[Problem requirements]
What lines below mention the word "kind"? Copy each one.

[Supplied entries]

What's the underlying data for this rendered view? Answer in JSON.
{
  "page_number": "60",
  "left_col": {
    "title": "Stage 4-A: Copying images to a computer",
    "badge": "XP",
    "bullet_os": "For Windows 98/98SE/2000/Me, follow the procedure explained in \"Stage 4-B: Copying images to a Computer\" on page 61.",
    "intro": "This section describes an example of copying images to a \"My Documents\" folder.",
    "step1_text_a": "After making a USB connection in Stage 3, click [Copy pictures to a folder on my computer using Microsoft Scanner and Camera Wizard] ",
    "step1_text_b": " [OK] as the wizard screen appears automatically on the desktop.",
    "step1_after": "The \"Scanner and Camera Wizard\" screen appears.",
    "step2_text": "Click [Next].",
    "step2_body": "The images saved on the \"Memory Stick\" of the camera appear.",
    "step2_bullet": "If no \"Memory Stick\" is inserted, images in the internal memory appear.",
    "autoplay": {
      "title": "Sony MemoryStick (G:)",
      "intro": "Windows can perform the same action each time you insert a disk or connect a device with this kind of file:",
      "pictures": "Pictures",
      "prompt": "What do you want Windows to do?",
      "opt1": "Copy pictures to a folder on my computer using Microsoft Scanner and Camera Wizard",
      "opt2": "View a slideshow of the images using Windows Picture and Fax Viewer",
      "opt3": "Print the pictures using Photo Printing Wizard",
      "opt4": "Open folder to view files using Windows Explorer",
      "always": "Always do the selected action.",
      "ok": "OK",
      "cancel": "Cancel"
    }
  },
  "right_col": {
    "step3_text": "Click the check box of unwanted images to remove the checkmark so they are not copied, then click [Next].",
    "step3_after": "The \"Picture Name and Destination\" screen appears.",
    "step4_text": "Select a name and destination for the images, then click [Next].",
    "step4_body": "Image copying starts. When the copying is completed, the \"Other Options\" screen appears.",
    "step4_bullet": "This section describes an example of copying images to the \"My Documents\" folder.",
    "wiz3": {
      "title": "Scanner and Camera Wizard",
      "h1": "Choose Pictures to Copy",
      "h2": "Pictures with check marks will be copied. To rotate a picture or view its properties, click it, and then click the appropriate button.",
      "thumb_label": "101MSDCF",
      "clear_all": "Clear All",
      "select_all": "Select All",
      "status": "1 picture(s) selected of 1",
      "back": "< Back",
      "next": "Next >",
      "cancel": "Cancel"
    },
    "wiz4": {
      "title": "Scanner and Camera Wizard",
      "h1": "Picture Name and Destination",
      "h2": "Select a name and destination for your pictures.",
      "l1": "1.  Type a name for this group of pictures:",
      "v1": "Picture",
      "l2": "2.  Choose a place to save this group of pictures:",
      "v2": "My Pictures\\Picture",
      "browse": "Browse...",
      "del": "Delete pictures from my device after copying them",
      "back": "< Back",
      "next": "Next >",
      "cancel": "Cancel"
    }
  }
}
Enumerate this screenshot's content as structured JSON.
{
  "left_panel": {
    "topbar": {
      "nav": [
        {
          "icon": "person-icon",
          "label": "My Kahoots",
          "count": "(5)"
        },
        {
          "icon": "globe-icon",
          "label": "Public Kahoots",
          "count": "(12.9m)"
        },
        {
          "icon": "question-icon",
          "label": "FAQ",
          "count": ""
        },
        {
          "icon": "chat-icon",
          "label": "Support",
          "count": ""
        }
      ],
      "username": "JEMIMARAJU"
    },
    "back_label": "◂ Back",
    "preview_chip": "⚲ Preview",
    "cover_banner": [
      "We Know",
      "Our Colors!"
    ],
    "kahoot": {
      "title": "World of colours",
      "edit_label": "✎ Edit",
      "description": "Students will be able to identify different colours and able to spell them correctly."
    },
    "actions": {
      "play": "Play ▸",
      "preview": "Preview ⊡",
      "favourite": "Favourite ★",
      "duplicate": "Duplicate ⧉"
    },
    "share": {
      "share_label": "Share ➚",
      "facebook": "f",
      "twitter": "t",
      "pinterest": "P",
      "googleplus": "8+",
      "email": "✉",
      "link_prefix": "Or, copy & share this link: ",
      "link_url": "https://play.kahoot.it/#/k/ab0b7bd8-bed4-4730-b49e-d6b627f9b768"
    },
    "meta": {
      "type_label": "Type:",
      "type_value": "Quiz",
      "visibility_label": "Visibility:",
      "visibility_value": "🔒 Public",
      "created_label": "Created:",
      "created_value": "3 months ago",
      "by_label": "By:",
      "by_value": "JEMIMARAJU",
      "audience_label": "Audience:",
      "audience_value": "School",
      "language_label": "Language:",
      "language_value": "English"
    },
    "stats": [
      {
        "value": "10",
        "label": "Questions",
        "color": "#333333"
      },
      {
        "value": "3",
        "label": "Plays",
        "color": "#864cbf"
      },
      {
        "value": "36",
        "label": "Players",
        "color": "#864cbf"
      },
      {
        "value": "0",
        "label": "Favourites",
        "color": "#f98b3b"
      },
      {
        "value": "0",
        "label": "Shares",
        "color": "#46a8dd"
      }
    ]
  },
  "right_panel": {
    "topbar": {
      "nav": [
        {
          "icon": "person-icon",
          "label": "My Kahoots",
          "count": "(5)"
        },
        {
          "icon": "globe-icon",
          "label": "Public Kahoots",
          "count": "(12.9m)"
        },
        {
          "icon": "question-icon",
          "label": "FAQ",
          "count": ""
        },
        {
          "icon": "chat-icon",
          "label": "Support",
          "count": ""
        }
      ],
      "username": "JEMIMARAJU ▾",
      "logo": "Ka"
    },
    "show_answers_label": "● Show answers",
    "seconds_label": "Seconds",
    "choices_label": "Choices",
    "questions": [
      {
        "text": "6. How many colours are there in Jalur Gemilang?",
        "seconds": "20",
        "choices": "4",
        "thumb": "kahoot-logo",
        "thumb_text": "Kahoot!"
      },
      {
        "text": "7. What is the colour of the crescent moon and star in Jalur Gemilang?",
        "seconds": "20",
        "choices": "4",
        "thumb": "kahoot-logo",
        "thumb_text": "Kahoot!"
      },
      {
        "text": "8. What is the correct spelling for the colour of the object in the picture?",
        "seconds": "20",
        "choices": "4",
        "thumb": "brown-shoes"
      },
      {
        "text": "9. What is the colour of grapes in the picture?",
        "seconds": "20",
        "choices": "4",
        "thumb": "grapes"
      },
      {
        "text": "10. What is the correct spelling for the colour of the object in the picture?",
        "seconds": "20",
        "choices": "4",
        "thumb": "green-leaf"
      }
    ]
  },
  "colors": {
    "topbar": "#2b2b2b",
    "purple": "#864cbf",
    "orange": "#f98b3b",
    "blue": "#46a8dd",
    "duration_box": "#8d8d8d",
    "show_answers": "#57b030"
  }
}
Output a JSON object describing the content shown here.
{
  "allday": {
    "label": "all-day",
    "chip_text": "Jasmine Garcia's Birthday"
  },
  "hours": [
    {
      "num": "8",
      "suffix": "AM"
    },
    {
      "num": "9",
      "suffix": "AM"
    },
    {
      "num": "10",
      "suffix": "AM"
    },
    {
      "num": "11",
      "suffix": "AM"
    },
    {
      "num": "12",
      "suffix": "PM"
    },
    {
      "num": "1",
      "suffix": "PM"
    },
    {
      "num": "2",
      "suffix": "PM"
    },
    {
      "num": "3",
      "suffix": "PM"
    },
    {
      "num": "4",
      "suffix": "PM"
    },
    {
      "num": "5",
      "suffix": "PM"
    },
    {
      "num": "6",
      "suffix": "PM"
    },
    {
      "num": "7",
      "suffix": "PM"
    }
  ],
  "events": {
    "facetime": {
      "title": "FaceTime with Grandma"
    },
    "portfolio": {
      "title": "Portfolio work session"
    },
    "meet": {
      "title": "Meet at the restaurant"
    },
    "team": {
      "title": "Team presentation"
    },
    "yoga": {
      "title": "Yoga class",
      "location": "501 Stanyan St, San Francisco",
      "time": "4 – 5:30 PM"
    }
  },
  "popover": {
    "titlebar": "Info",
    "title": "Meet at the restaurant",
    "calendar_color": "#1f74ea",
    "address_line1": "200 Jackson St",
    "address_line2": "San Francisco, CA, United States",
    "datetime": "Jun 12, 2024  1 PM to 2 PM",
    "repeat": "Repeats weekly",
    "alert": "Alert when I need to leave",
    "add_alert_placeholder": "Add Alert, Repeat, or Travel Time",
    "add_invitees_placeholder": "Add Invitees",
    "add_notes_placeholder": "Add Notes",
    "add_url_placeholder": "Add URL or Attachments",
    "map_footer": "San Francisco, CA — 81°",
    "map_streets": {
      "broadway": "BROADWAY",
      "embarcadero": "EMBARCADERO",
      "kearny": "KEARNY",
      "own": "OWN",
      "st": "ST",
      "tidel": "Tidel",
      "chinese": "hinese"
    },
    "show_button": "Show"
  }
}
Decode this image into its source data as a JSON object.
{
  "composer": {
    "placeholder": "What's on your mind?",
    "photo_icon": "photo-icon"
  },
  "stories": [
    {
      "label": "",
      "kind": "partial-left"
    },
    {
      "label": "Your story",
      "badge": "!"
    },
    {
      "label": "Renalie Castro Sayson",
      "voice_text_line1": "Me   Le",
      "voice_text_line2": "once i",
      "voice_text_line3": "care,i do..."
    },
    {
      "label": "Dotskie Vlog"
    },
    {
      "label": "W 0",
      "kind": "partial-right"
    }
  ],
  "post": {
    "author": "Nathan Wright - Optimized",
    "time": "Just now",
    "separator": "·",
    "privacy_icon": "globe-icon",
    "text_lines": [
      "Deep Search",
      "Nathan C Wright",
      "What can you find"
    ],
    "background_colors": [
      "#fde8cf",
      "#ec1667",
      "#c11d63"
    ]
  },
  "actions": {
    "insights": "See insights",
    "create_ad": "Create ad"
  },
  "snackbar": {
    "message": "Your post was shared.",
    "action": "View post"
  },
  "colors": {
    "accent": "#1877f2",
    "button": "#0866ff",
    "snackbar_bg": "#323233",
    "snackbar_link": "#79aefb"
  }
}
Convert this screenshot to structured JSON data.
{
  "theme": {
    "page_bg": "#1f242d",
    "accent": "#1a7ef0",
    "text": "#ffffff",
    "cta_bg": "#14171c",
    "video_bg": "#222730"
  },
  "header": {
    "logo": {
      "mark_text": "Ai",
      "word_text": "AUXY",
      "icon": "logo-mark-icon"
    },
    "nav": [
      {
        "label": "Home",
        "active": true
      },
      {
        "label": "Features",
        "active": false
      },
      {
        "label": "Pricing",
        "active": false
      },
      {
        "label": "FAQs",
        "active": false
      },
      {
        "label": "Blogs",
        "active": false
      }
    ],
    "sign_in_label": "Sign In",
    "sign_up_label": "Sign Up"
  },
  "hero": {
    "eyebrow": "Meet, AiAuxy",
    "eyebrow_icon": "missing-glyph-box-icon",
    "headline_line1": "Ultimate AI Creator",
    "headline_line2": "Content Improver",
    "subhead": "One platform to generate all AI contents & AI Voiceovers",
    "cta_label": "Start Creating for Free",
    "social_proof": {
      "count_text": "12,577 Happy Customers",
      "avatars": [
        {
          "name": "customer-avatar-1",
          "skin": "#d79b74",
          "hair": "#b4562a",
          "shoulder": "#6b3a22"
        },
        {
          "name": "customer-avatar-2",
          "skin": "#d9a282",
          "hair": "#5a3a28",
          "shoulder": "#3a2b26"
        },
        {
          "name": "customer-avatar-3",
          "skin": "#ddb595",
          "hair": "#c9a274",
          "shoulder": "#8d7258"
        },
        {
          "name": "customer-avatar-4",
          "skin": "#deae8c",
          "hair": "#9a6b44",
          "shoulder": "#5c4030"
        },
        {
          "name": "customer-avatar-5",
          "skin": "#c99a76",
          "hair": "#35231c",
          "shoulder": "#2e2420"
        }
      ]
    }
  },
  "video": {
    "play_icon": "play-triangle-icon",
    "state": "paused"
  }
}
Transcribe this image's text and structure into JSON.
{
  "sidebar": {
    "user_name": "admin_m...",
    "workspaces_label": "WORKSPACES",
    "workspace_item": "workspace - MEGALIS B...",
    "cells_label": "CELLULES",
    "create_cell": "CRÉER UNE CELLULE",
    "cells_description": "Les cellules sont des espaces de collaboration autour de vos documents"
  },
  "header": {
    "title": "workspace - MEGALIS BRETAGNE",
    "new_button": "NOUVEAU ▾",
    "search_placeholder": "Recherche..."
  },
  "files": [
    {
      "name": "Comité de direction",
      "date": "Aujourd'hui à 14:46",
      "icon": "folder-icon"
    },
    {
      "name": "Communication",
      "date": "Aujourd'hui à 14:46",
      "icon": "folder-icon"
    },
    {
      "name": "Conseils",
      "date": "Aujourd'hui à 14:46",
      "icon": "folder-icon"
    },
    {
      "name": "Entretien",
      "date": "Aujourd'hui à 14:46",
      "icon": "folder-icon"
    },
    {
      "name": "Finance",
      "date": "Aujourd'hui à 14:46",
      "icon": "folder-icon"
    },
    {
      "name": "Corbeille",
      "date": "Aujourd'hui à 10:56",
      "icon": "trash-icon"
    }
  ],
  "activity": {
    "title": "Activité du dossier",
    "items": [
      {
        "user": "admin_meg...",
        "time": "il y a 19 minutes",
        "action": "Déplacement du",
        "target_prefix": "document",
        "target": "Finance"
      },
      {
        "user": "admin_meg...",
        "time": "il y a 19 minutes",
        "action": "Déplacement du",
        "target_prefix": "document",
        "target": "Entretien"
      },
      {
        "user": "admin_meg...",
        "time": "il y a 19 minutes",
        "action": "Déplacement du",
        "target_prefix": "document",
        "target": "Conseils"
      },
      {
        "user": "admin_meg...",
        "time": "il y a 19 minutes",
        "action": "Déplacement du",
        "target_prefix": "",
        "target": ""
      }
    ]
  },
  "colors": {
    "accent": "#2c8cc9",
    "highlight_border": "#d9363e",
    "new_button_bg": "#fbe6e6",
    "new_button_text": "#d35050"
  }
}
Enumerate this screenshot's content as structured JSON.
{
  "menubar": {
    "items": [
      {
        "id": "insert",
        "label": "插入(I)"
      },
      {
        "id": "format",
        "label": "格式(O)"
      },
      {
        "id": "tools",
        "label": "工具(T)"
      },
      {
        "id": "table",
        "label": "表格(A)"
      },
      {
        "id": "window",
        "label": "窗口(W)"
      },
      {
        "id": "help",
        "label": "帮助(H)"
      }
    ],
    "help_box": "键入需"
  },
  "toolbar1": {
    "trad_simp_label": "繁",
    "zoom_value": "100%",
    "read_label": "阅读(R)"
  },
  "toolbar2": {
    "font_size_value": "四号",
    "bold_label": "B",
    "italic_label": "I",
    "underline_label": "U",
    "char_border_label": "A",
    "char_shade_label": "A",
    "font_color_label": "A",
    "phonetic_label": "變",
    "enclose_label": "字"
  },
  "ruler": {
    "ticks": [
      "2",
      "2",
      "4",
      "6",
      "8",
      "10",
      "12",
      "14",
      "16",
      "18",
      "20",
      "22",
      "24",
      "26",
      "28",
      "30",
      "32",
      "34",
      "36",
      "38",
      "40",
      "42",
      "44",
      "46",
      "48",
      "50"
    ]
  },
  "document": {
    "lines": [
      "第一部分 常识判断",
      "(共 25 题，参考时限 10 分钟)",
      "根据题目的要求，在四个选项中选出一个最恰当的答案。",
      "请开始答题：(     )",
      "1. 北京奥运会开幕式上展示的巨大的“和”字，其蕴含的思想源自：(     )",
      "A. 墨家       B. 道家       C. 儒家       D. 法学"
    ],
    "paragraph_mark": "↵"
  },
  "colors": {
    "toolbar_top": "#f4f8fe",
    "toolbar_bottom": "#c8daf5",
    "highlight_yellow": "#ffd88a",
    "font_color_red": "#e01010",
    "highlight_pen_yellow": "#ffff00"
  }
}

[Result for this exercise]
      "intro": "Windows can perform the same action each time you insert a disk or connect a device with this kind of file:",
      "kind": "partial-left"
      "kind": "partial-right"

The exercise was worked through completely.